Online media will continue to play its vital role. Social media platforms such as Facebook, Twitter, and blogs strengthen discussion and debate and ensure that all readers have a voice in the societal dialogue.
Moreover, working people, students of all ages, and retired people, all can and will also launch their own reports and discussions, only adding to the sense of participatory democracy.
The major news media—municipal, regional, or national—can and almost certainly will include selections of highlights from local online forum discussions and blogs.
These media forums will also include sections—perhaps certain pages, perhaps certain days of the week—for discussion and debate about readers’ everyday problems. Children, teenagers, and young adults would have their own columns.
There will be many other features in the media of a socialist society. One would certainly be “never forget,” stories in words and pictures—on-air or online or both—describing battles waged previously during life under capitalism: tent cities for homeless families, “stop-and-frisk” police policies that singled out young black and Latino men, and the experience of unemployment and long-term joblessness. But “Never Forget” would also feature stories about fighting capitalist oppression through strikes and marches, and about heroes of past struggles.
Besides “Never Forget” columns in the daily and weekly media, a series of historical TV specials or mini-magazines on themes such as the Native American resistance movement, labor organizing, and the fight against racism could be produced by student journalists working with older folks who took part in those struggles.
These would also be available to teachers for classroom use. Stories about life under capitalism, about the struggles to create a new and just society, and about forming a socialist democracy will all make for compelling reading. It is up to us to make sure this happens.

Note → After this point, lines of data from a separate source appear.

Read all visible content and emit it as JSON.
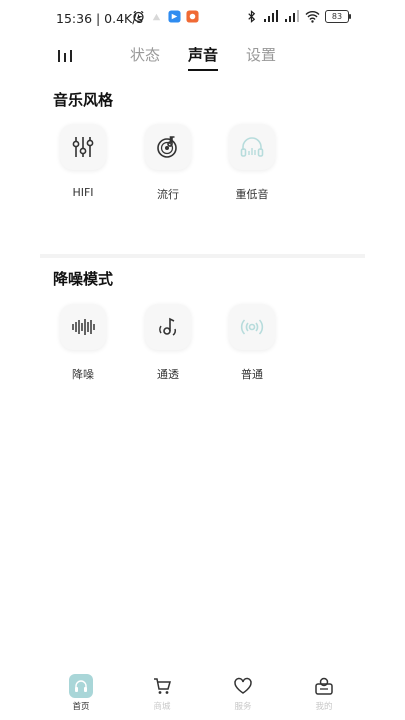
{
  "status_bar": {
    "time": "15:36 | 0.4K/s",
    "battery": "83",
    "colors": {
      "blue_app": "#2f8cf0",
      "orange_app": "#f06a35"
    }
  },
  "tabs": [
    {
      "label": "状态",
      "active": false
    },
    {
      "label": "声音",
      "active": true
    },
    {
      "label": "设置",
      "active": false
    }
  ],
  "music_style": {
    "title": "音乐风格",
    "items": [
      {
        "label": "HIFI",
        "icon": "equalizer-icon"
      },
      {
        "label": "流行",
        "icon": "vinyl-note-icon"
      },
      {
        "label": "重低音",
        "icon": "headphone-bass-icon"
      }
    ]
  },
  "noise_mode": {
    "title": "降噪模式",
    "items": [
      {
        "label": "降噪",
        "icon": "waveform-icon"
      },
      {
        "label": "通透",
        "icon": "ambient-note-icon"
      },
      {
        "label": "普通",
        "icon": "signal-icon"
      }
    ]
  },
  "bottom_nav": [
    {
      "label": "首页",
      "icon": "home-headphone-icon",
      "active": true
    },
    {
      "label": "商城",
      "icon": "cart-icon",
      "active": false
    },
    {
      "label": "服务",
      "icon": "heart-icon",
      "active": false
    },
    {
      "label": "我的",
      "icon": "profile-icon",
      "active": false
    }
  ],
  "accent_color": "#a9d6d8"
}
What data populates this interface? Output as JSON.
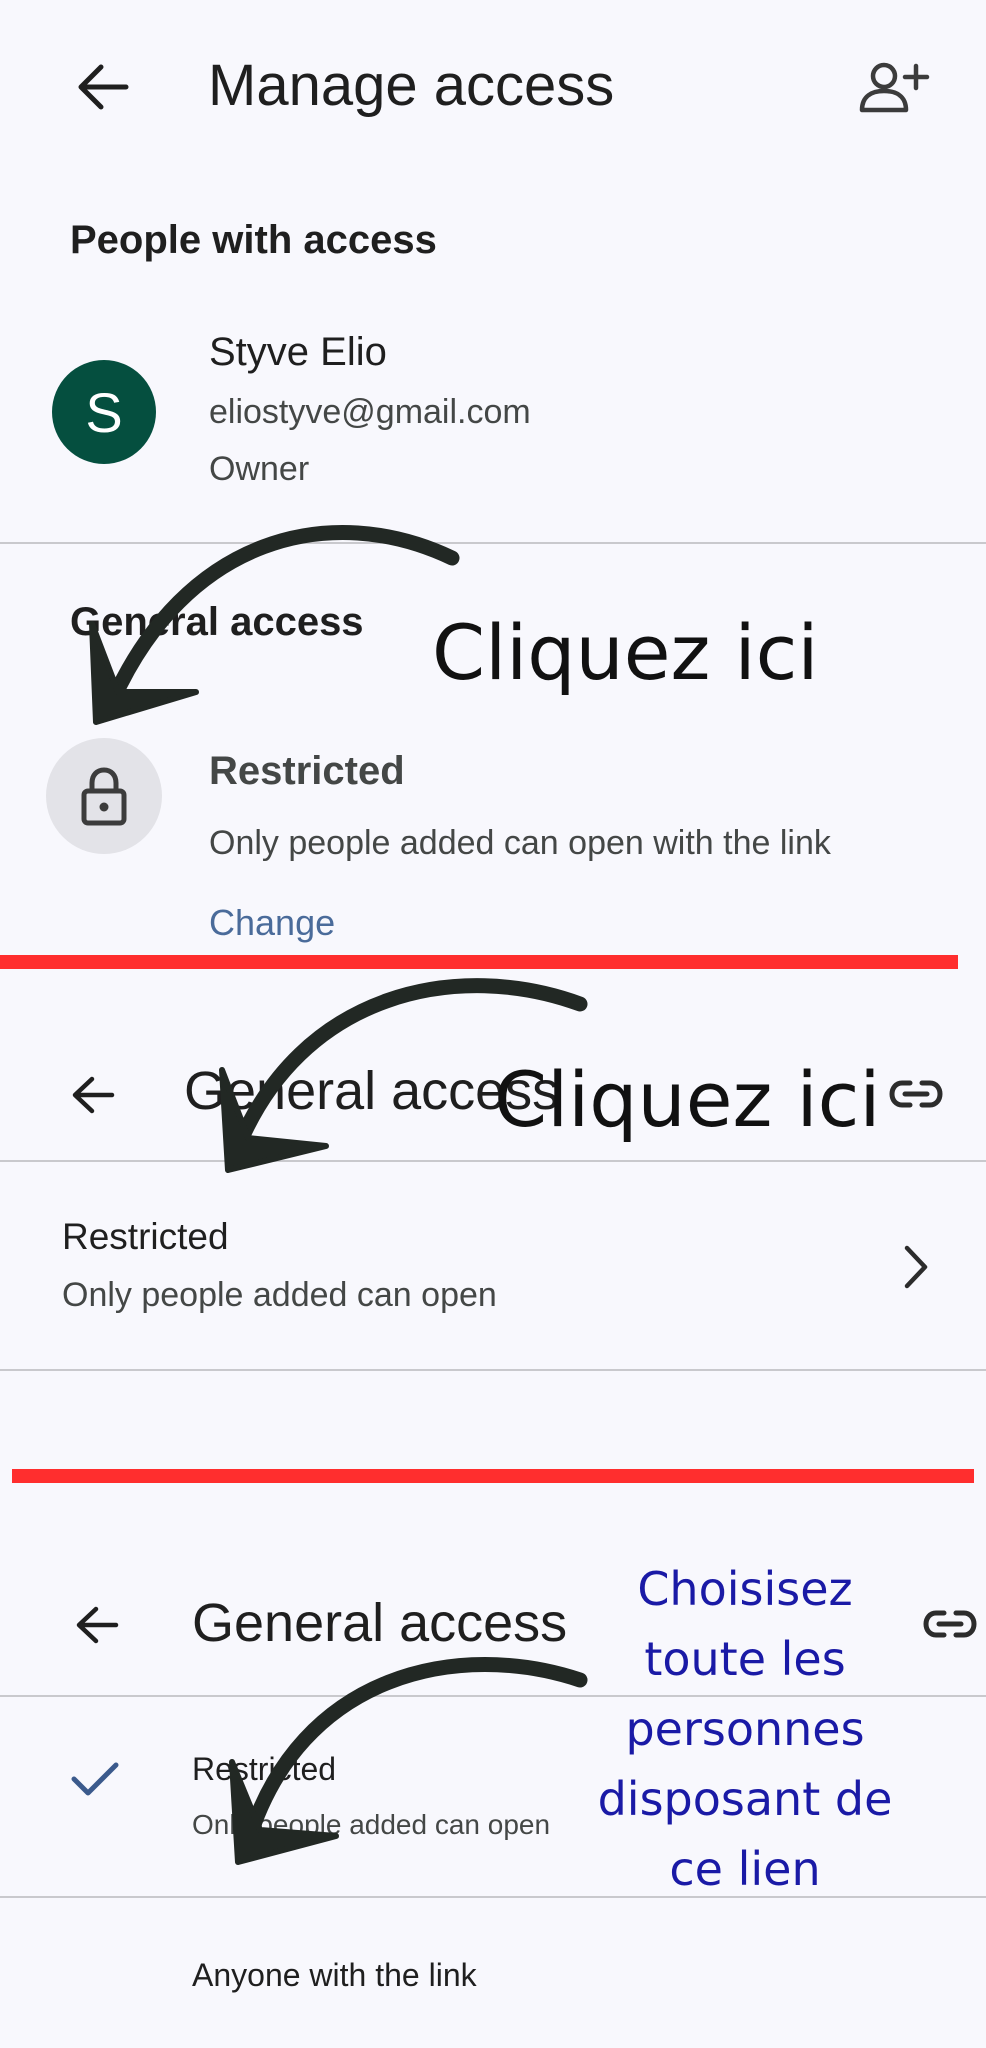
{
  "screen1": {
    "title": "Manage access",
    "people_heading": "People with access",
    "owner": {
      "initial": "S",
      "name": "Styve Elio",
      "email": "eliostyve@gmail.com",
      "role": "Owner"
    },
    "general_heading": "General access",
    "access_level": "Restricted",
    "access_description": "Only people added can open with the link",
    "change_label": "Change"
  },
  "screen2": {
    "title": "General access",
    "row_title": "Restricted",
    "row_subtitle": "Only people added can open"
  },
  "screen3": {
    "title": "General access",
    "option_restricted": "Restricted",
    "option_restricted_sub": "Only people added can open",
    "option_anyone": "Anyone with the link"
  },
  "annotations": {
    "click_here_1": "Cliquez ici",
    "click_here_2": "Cliquez ici",
    "choose_lines": [
      "Choisisez",
      "toute les",
      "personnes",
      "disposant de",
      "ce lien"
    ]
  },
  "colors": {
    "background": "#f8f8fd",
    "avatar": "#054f3f",
    "link": "#4a6b9a",
    "separator_red": "#ff2e2e",
    "annotation_blue": "#1a1aa6",
    "check": "#3b5a8c"
  },
  "icons": [
    "back-arrow-icon",
    "add-person-icon",
    "lock-icon",
    "link-icon",
    "chevron-right-icon",
    "check-icon"
  ]
}
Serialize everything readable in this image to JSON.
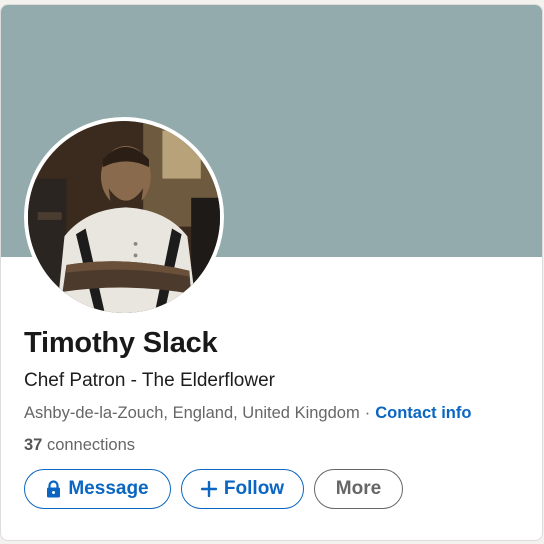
{
  "profile": {
    "name": "Timothy Slack",
    "headline": "Chef Patron - The Elderflower",
    "location": "Ashby-de-la-Zouch, England, United Kingdom",
    "separator": "·",
    "contact_info_label": "Contact info",
    "connections_count": "37",
    "connections_label": "connections"
  },
  "actions": {
    "message_label": "Message",
    "follow_label": "Follow",
    "more_label": "More"
  },
  "colors": {
    "banner": "#93abad",
    "accent": "#0a66c2",
    "muted": "#666666"
  },
  "icons": {
    "message": "lock-icon",
    "follow": "plus-icon"
  }
}
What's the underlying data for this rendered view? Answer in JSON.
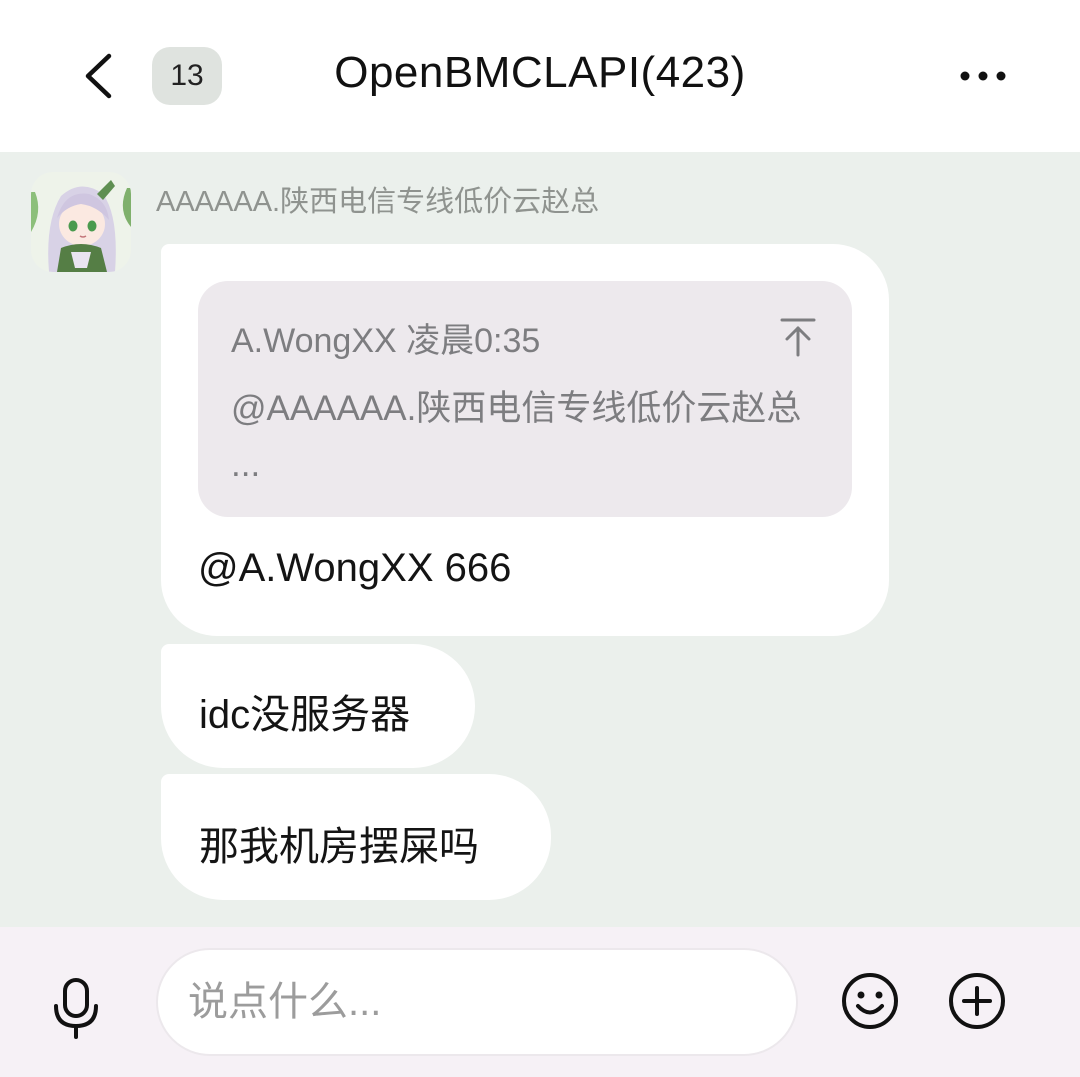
{
  "header": {
    "title": "OpenBMCLAPI(423)",
    "unread_count": "13",
    "icons": {
      "back": "chevron-left-icon",
      "more": "more-horizontal-icon"
    }
  },
  "chat": {
    "messages": [
      {
        "sender": "AAAAAA.陕西电信专线低价云赵总",
        "avatar": "anime-character-avatar",
        "quote": {
          "meta": "A.WongXX 凌晨0:35",
          "text": "@AAAAAA.陕西电信专线低价云赵总 ...",
          "icon": "jump-to-top-icon"
        },
        "text": "@A.WongXX 666"
      },
      {
        "text": "idc没服务器"
      },
      {
        "text": "那我机房摆屎吗"
      }
    ]
  },
  "input_bar": {
    "placeholder": "说点什么...",
    "icons": {
      "voice": "microphone-icon",
      "emoji": "smiley-icon",
      "more": "plus-circle-icon"
    }
  },
  "colors": {
    "chat_background": "#ebf0ec",
    "bubble": "#ffffff",
    "quote_background": "#ede9ed",
    "input_bar_background": "#f6f1f6",
    "badge_background": "#dfe3df"
  }
}
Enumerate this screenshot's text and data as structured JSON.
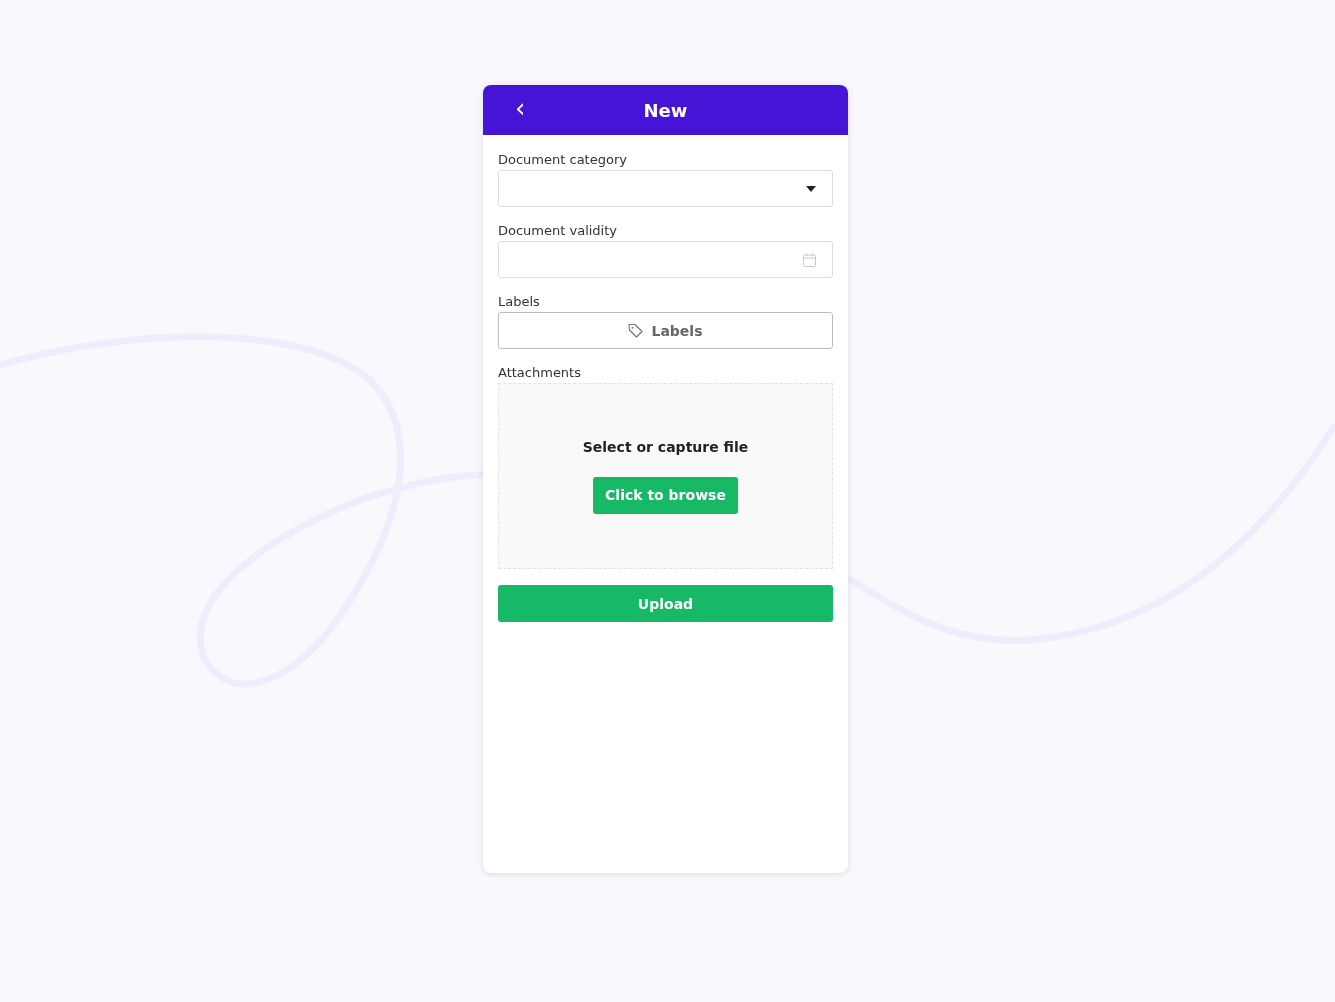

Excerpted from “Imagine: Living in a Socialist USA” edited by Frances Goldin, Debby Smith, and Michael Steven Smith. Published by Harper Perennial, a division of HarperCollins Publishing. Copyright 2014. Reprinted with permission of the publisher. All rights reserved.